A three-day capacity building training workshop for female candidates of the impending district level elections has ended at Bole in the Northern Region.
The workshop organised by the United Nations Development Programme (UNDP) in collaboration with the National Commission for Civic Education (NCCE), Electoral Commission (EC) and the Ministry of Women and Children's Affairs equipped the 40 women participants with skills that would enhance their chances of winning the elections.
They were taken through gender equality and participation in democratic governance, leadership skill techniques, lobbying and advocacy skills, communication and presentation skills, electoral processes and the local government system in Ghana.
In an opening address read for the Minister for Women and Children's Affairs, Hajia Alimah Mahama, she attributed the low representation of women in decision-making bodies to lack of development and the unequal allocation of resources and power in society.
These, according to her, had resulted in the formidable gender issues reflected in the largest proportion of women, low recognition of the rights of women and the consequent limited representation of women in decision-making at all levels of the society.
Hajia Alimah said it was, therefore, expedient to seriously consider women participation in decision-making at the local level, not only to enhance their visibility and ultimately provide them the opportunity to contest for parliamentary seats at the national level but also to resolve the societal imbalances.
She explained that when women were engaged in local governance, they were bound to remain committed and to stay on to reform these policies especially, when they moved to higher leadership positions to be directly involved in policy formulation.
Their involvement, she noted, would also enhance transparency and strengthen good governance in the country, saying it was against this background that the Ministry found the collaboration with UNDP and other agencies on enhancing gender equality in democratic governance as not only laudable, but timely to provide basic advocacy and other related skills to women aspirants to better place them in their campaigns and beyond.
In an address read for the Bole District Chief Executive DCE, Madam Elizabeth Forgor by the District Coordinating Director, Mr Abdul Karim, she said the current focus was on strategic needs which challenged the structural causes of gender inequality and that, Ghana was enjoying a good political climate because it was promoting gender equality.
Closing the workshop, a representative of the UNDP, Madam Norma Messan said the UNDP had continued to lead the growing international consensus that, good governance and sustainable human development were indivisible and that, capacity building for good governance could be one way of eliminating poverty.
She said gender mainstreaming as an institutional and cultural transformation process should include eliminating gender biases in national and international development framework and paradigms, incorporating gender awareness into policies, programmes, institutional reforms including men to end gender inequality and developing gender sensitive tools to monitor progress and ensuring accountability.

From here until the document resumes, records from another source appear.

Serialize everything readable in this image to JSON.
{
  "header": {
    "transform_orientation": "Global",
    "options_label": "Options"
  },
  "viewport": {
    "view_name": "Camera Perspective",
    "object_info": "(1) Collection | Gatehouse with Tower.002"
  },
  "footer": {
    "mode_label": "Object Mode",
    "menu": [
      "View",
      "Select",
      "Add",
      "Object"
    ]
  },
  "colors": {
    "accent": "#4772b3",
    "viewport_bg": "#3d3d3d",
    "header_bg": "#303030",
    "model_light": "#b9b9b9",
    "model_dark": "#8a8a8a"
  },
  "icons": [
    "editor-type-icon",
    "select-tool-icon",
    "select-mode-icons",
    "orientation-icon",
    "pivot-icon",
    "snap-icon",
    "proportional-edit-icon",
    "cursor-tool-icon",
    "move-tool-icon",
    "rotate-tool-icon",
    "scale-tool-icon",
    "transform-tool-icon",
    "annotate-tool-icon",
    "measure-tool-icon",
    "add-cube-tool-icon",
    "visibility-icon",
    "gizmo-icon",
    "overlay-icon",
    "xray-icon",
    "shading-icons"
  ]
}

Madam Messan noted that, Beijing Five review recorded in most countries narrowing gender gabs in education and health, unprecedented number of women entering the labour force, increasing their potential participation in decision- making at various levels, starting with the household, but lamented that, even though women were increasingly active in community support system, gender disparities still persisted in public positions at all levels.
She said the fact that the majority of the world's poor were women, poverty reduction strategies, insufficiently address the differential impact of poverty by gender and inadequately target gender equality as a core objective.
Madam Messan said she was happy that the 1992 Constitution of Ghana had made provisions for appropriate measures to make democracy a reality through affording women, who were the voiceless and marginalized, to participate in decision-making at every level in national life and urged the women to take advantage of the skills they had acquired from the workshop to contest and win massively in the forthcoming District Assembly Elections.